They show love to all men—and all men persecute them. They are misunderstood and condemned; yet by suffering death they are quickened into life. They are poor, yet making many rich, lacking all things, yet having all things in abundance… They repay [curses] with blessings, and abuse with courtesy. For the good they do, they suffer stripes as evildoers. (James Bryan Smith, The Good and Beautiful Community, IVP, 2010, pp. 28-29; www.PreachingToday.com)
These Second Century believers suffered much, but by the example of their lives, they turned their world upside down! Just a little more than a hundred years later, Christianity had reached the highest levels of government – the Emperor of Rome himself – and the world was never the same after that.
In the summer of 1805, a number of Native American chiefs and warriors met in council at Buffalo Creek, New York. They were there to hear Mr. Cran from the Boston Missionary Society present the Good news about Jesus. After the sermon, Red Jacket, one of the leading chiefs, responded. Among other things, the chief said:
“Brother, we are told that you have been preaching to the white people in this place. These people are our neighbors. We are acquainted with them.
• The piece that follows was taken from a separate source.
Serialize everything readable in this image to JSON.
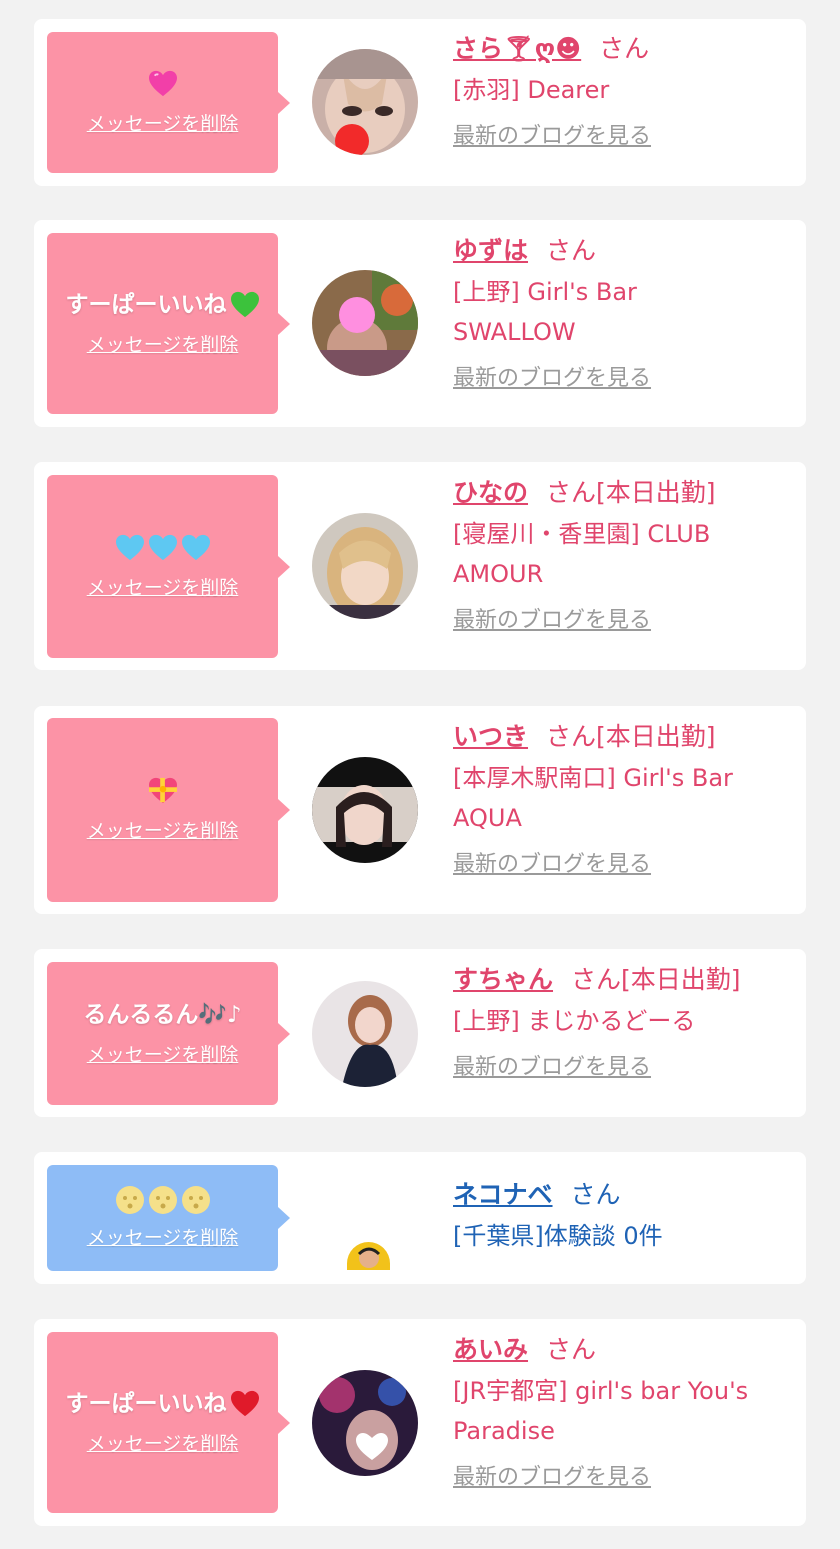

We will wait a little while and see what effect your preaching has upon them. If we find it does them good, makes them honest and less disposed to cheat Indians, we will then consider again of what you have said” (Warren Wiersbe).
Your life itself is a witness to a watching world, and they’re just waiting to see if Jesus makes a real difference in you.
If you want to overcome your fear of introducing people to Jesus, then just KNOW who you are and BE who you are. Know that you are part of God’s holy temple and that you belong to God’s special people, designed to be a living display of His greatness. Then LIVE that way. Live your life in such a way that even your accusers come to see Christ in you.
In his book Choose Love not Power, Tony Campolo writes about working with a young doctor by the name of Elias Santana. Campolo says:
This bright and dynamic Christian graduated from medical school (and was) living in the Chicago area. He could easily have earned a small fortune by setting up a medical practice that took care of middle-class Americans. Instead, Elias regularly traveled to Puerto Rico, where he performed surgery for those who had the money to pay high fees for his services. He then would return home and, with the money he had earned in Puerto Rico, buy medical supplies. He would then give out these supplies for free to the poor in the slums of Santo Domingo.”
One day Campolo went with this servant of God to one of the worst slums in the city. Campolo stood by throughout the day, watching Dr. Elias santana freely serve those who had no means to pay. He gave away expensive medicines to those who could not afford to buy them.
Then, In the evening, Elias climbed to the top of his truck and yelled for the people to gather around. He preached the gospel story and called people to surrender their lives to Christ. At the edge of the crowd, Campolo saw a young man named Socrates, the head of the Che Guevara Society, the leftist student organization in Santo Domingo. He knew Socrates to be a good-hearted person.
So he went over to Socrates, jokingly nudged him, and said, “Socrates! Elias is winning converts! If he keeps this up, he will sway this crowd to being Christian, and there will be nobody left for you to convert to (Marxism).”
Campolo says he will never forget Socrates’s answer, “What can I say? Elias Santana has earned the right to be heard.” (Tony Campolo, Choose Love Not Power, Baker Books, 2009, p. 20; www.PreachingToday.com)
You do the same. Earn the right to be heard. BE who you are in Christ, and reflect His love to a dark and broken world.